28 March 2007 Following several days of violence in the capital of the Democratic Republic of the Congo (DRC) between Government forces and guards of former Vice-President Jean-Pierre Bemba, United Nations agencies are providing assistance to people in Kinshasa as well as assessing the protection needs of vulnerable groups.
The fighting began on 22 March in Gombe in central Kinshasa, with both sides – Government soldiers (FARDC) and forces loyal to Mr. Bemba, who was defeated last year by current President Joseph Kabila in the run-off round of landmark presidential elections – using heavy weaponry, including heavy shelling and continuous gunfire.
The UN mission in the country, known as MONUC, estimates that hundreds died and many more were wounded in the violence which subsided on 24 March. MONUC said today that 140 of Mr. Bemba’s guards, including 15 who were wounded, have surrendered to the mission and are being cared for along with almost 170 members of their families.
The UN Office for the Coordination of Humanitarian Affairs (OCHA) voiced concern for several vulnerable groups in the aftermath of the fighting, including the families and dependents of those loyal to Mr. Bemba and street children who have been arrested. The agency also warned of the risk of sexual violence and other human rights abuses, as well as of alleged arbitrary executions and other reprisals against Mr. Bemba’s supporters.
The UN World Health Organization (WHO) has distributed 3 metric tons of essential drugs and surgical materials to meet emergency needs to assist the wounded. WHO also provided 400 rolls of plaster and 100 sheets.
The UN Children’s Fund (UNICEF) is currently evaluating the situation of street children and minors who are dependents of Mr. Bemba’s forces sheltered by MONUC.
At a press conference today, MONUC officials urged the Government to participate in a democratic dialogue with opposition parties and civil society organizations.
The mission called on the DRC’s Government to continue efforts to consolidate democracy after last year’s historic elections intended to bring lasting peace to the country which is rebuilding after a brutal six-year civil war.

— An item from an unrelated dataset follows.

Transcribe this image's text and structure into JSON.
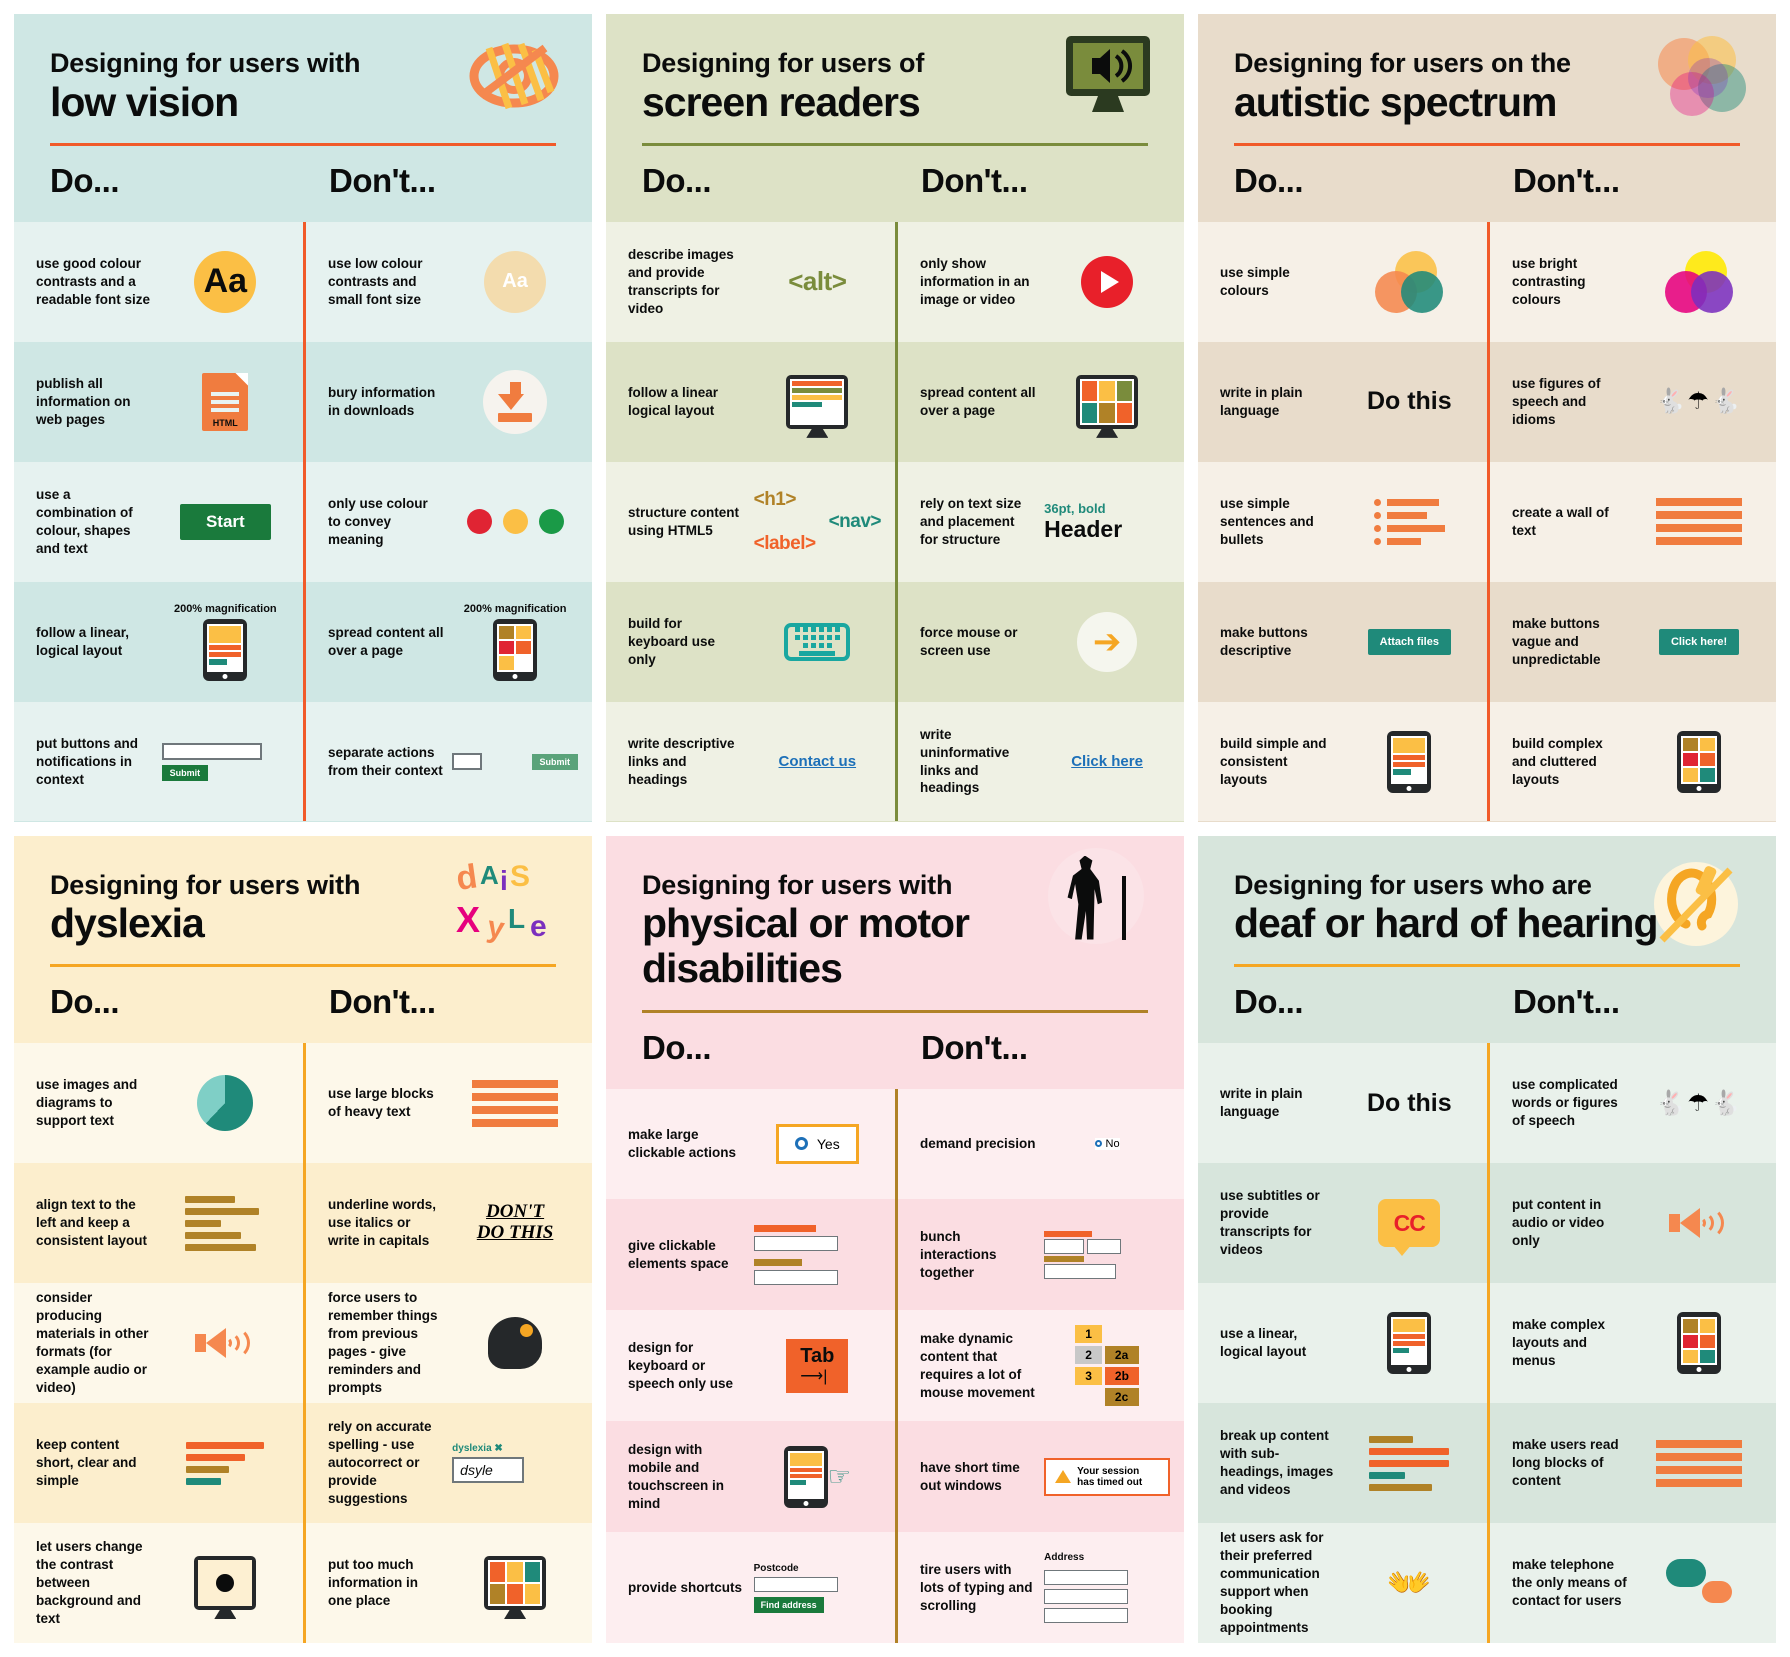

The Government must “initiate a broad democratic dialogue with the opposition parties as well as civil society organizations to work towards reconciliation,” said MONUC spokesperson Kemal Saiki.
Despite the recent unrest in Kinshasa, MONUC reports that most of the rest of the country remains relatively calm.